__What to work on__. Copy out the entries exactly, from the first line to the last.

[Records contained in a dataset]
※
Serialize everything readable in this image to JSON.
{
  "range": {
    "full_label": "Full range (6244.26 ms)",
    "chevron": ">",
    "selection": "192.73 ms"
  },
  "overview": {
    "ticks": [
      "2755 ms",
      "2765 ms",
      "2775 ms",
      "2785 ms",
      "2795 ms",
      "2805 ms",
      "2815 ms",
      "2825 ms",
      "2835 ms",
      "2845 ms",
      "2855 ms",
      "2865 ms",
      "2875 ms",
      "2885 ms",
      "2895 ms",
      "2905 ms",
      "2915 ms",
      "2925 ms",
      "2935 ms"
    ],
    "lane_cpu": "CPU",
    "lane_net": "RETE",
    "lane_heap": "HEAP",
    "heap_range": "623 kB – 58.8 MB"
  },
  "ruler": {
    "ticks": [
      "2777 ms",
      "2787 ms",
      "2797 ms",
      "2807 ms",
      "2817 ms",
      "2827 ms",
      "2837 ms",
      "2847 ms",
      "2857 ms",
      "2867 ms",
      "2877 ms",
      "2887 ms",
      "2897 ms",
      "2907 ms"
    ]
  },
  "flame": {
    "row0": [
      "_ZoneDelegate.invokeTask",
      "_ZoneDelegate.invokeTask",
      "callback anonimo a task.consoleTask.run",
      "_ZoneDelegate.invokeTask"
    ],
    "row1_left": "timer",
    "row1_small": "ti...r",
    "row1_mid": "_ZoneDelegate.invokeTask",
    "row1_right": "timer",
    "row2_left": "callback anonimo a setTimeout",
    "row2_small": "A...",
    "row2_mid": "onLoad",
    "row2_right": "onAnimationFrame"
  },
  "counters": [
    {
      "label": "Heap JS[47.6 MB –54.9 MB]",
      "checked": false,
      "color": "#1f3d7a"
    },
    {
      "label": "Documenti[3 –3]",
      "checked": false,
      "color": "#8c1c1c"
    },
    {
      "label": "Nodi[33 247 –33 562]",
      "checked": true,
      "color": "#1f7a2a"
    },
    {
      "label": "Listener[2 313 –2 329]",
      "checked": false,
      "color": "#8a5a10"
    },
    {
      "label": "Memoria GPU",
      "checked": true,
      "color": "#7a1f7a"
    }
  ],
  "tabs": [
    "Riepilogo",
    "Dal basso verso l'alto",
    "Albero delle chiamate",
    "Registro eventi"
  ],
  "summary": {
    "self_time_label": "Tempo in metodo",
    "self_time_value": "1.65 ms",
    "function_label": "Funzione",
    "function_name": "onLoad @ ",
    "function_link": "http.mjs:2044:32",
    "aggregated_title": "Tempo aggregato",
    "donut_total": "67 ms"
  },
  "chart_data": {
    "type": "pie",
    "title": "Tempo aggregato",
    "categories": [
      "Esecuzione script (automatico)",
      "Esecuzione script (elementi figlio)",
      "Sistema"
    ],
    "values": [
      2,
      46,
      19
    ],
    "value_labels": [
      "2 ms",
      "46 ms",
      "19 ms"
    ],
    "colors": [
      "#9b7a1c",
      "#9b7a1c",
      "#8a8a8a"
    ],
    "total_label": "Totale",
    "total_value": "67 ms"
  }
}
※
__Result__.
Serialize everything readable in this image to JSON.
{
  "range": {
    "full_label": "Full range (6244.26 ms)",
    "chevron": ">",
    "selection": "192.73 ms"
  },
  "overview": {
    "ticks": [
      "2755 ms",
      "2765 ms",
      "2775 ms",
      "2785 ms",
      "2795 ms",
      "2805 ms",
      "2815 ms",
      "2825 ms",
      "2835 ms",
      "2845 ms",
      "2855 ms",
      "2865 ms",
      "2875 ms",
      "2885 ms",
      "2895 ms",
      "2905 ms",
      "2915 ms",
      "2925 ms",
      "2935 ms"
    ],
    "lane_cpu": "CPU",
    "lane_net": "RETE",
    "lane_heap": "HEAP",
    "heap_range": "623 kB – 58.8 MB"
  },
  "ruler": {
    "ticks": [
      "2777 ms",
      "2787 ms",
      "2797 ms",
      "2807 ms",
      "2817 ms",
      "2827 ms",
      "2837 ms",
      "2847 ms",
      "2857 ms",
      "2867 ms",
      "2877 ms",
      "2887 ms",
      "2897 ms",
      "2907 ms"
    ]
  },
  "flame": {
    "row0": [
      "_ZoneDelegate.invokeTask",
      "_ZoneDelegate.invokeTask",
      "callback anonimo a task.consoleTask.run",
      "_ZoneDelegate.invokeTask"
    ],
    "row1_left": "timer",
    "row1_small": "ti...r",
    "row1_mid": "_ZoneDelegate.invokeTask",
    "row1_right": "timer",
    "row2_left": "callback anonimo a setTimeout",
    "row2_small": "A...",
    "row2_mid": "onLoad",
    "row2_right": "onAnimationFrame"
  },
  "counters": [
    {
      "label": "Heap JS[47.6 MB –54.9 MB]",
      "checked": false,
      "color": "#1f3d7a"
    },
    {
      "label": "Documenti[3 –3]",
      "checked": false,
      "color": "#8c1c1c"
    },
    {
      "label": "Nodi[33 247 –33 562]",
      "checked": true,
      "color": "#1f7a2a"
    },
    {
      "label": "Listener[2 313 –2 329]",
      "checked": false,
      "color": "#8a5a10"
    },
    {
      "label": "Memoria GPU",
      "checked": true,
      "color": "#7a1f7a"
    }
  ],
  "tabs": [
    "Riepilogo",
    "Dal basso verso l'alto",
    "Albero delle chiamate",
    "Registro eventi"
  ],
  "summary": {
    "self_time_label": "Tempo in metodo",
    "self_time_value": "1.65 ms",
    "function_label": "Funzione",
    "function_name": "onLoad @ ",
    "function_link": "http.mjs:2044:32",
    "aggregated_title": "Tempo aggregato",
    "donut_total": "67 ms"
  },
  "chart_data": {
    "type": "pie",
    "title": "Tempo aggregato",
    "categories": [
      "Esecuzione script (automatico)",
      "Esecuzione script (elementi figlio)",
      "Sistema"
    ],
    "values": [
      2,
      46,
      19
    ],
    "value_labels": [
      "2 ms",
      "46 ms",
      "19 ms"
    ],
    "colors": [
      "#9b7a1c",
      "#9b7a1c",
      "#8a8a8a"
    ],
    "total_label": "Totale",
    "total_value": "67 ms"
  }
}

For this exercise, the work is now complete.